What is Tier 1 Capital?
Tier 1 Capital, also referred to as core capital or common equity tier 1 capital, is the primary financial instrument used to absorb losses within the banking industry. It is defined as the value of the institution’s equity and disclosed reserves, which are held by the bank in order to meet their regulatory capital requirements. Tier 1 capital is considered the most loss-absorbing form of capital available, as it puts shareholders’ funds at risk and is unlikely to be impacted by changes in economic conditions. Tier 1 capital is the highest quality capital and is most likely to be considered by regulators when evaluating the banking system’s safety and soundness.
Tier 1 Capital Ratio

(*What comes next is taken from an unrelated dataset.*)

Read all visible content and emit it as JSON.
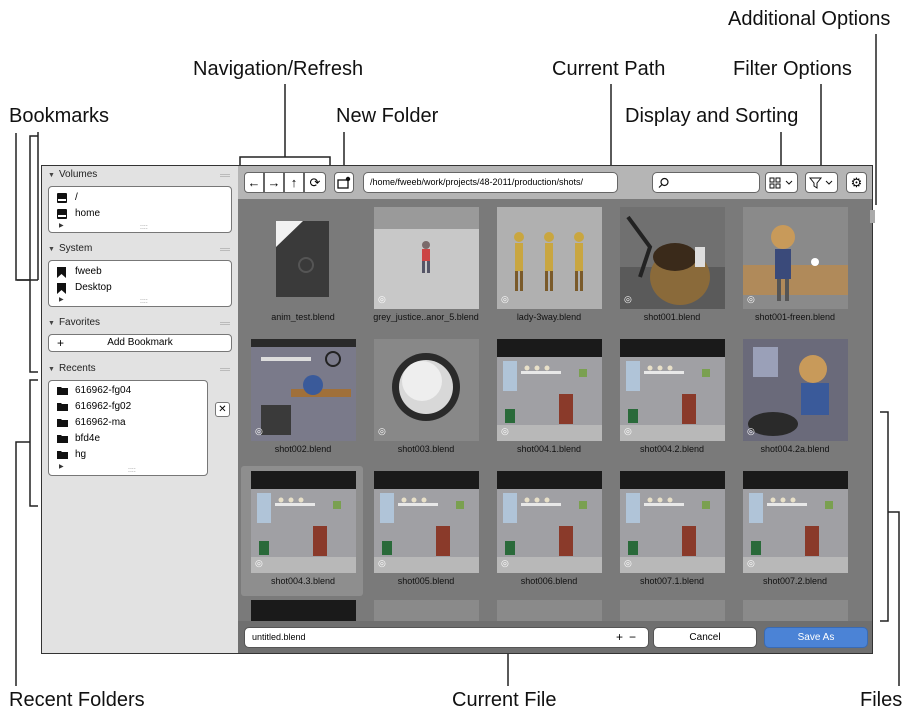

The Tier 1 Capital Ratio, also known as the Core Tier 1 Capital Ratio, is a measure of a bank’s financial strength and is calculated by dividing the institution’s Tier 1 Capital by its total risk-weighted assets. This ratio is used by both regulatory bodies and investors to assess a bank’s capital adequacy and is typically expressed as a percentage. The ratio must meet or exceed regulatory limits set by central banks and other regulatory institutions in order for the bank to remain operational. It is also used as an indication of the stability and ability of the bank to withstand potential losses.
Tier 1 Common Ratio
The Tier 1 Common Ratio (TCR) is the ratio of a bank’s core Tier 1 capital, which is composed of both equity capital and disclosed reserves, to its total risk-weighted assets. This ratio measures the amount of loss a bank’s capital can absorb if losses are incurred, and is regulated by the Federal Reserve’s Board of Governors Bank Holding Company Supervision Manual. The ratio is calculated using the definitions of Tier 1 capital and total risk-weighted assets located in 12 CFR part 225, Appendix A, and must meet a certain minimum threshold in order for a bank to remain operational. The TCR also provides investors and regulatory authorities with an indication of the capital adequacy of the banking system.